The best form of invasive species management is prevention. If prevention is no longer possible, it is best to treat the weed infestations when they are small to prevent them from establishing (early detection and rapid response). Controlling the weed before it seeds will reduce future problems. Control is generally best applied to the least infested areas before dense infestations are tackled. Consistent follow-up work is required for sustainable management.

Manual removal is possible for small infestations but care must be taken to remove the entire plant or regeneration from the roots is likely. Suitable herbicides including  Glyphosate (Roundup) can be sprayed onto larger infestation. When using any herbicide always read the label first and follow all instructions and safety requirements. If in doubt consult an expert. Goat grazing can be used as a management tool.

The fungus Gymnoconia nitens can be used to control Rubus rosifolius but it can affect native Rubus species as well.


Not listed as a noxious weed by the state or governments in Kenya, Tanzania and Uganda.


Agnew, A. D. Q and Agnew, S. (1994). Upland Kenya Wild Flowers. A flora of the Ferns and Herbaceous Flowering Plants of Upland Kenya. 2nd Ed. EANHS, Nairobi-Kenya.

GISD (2010). Global Invasive Species Database online data sheet. Rubus rosifolius. Accessed March 2011.

Gardner, D.E., Hodges, C.S., Killgore, E. and Anderson, R.C. (1997).  An Evaluation of the Rust Fungus Gymnoconia nitens as a Potential Biological Control Agent for Alien Rubus Species in Hawaii. Biological Control 10, 151-158.

Henderson, L. (2001).  Alien weeds and invasive plants. A complete guide to declared weeds and invaders in South Africa.  Plant Protection Research Institute Handbook No. 12, 300pp. PPR, ARC South Africa.

Pacific Island Ecosystems at Risk (PIER). Rubus rosifolius Sm., Rosaceae: plant threats to Pacific ecosystems. Institute of Pacific Islands Forestry, Hawaii, USA. Accessed March 2011.

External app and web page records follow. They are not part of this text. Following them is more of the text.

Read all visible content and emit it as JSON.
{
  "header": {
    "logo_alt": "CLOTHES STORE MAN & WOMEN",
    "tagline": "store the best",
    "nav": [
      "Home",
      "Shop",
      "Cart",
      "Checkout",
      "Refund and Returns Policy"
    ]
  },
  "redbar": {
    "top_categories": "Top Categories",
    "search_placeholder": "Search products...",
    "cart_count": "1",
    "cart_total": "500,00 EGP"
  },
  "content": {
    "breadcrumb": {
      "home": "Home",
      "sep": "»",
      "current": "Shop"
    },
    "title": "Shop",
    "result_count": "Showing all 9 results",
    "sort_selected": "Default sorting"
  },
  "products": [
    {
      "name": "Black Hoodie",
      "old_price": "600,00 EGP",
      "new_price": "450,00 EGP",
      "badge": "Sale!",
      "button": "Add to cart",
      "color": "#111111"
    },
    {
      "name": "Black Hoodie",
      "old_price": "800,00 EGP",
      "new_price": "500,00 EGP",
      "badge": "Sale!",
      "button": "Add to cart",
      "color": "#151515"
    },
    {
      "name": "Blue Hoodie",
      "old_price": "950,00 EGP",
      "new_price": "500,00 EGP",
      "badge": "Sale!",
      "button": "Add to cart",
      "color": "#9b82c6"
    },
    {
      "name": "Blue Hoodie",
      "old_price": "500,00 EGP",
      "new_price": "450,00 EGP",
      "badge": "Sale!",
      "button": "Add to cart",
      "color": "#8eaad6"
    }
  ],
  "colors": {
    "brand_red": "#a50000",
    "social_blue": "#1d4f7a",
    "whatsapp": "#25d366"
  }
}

Tropical Biology Association (2010). Usambara Invasive Plants - Amani Nature Reserve -

USDA Forest Service Rubus rosifolius online data sheet. Accessed April 2010.


Agnes Lusweti, National Museums of Kenya; Emily Wabuyele, National Museums of Kenya, Paul Ssegawa, Makerere University; John Mauremootoo, BioNET-INTERNATIONAL Secretariat - UK.


This fact sheet is adapted from The Environmental Weeds of Australia by Sheldon Navie and Steve Adkins, Centre for Biological Information Technology, University of Queensland. We recognise the support from the National Museums of Kenya, Tropical Pesticides Research Institute (TPRI) - Tanzania and Makerere University, Uganda. This activity was undertaken as part of the BioNET-EAFRINET UVIMA Project (Taxonomy for Development in East Africa).


BioNET-EAFRINET Regional Coordinator: [email protected]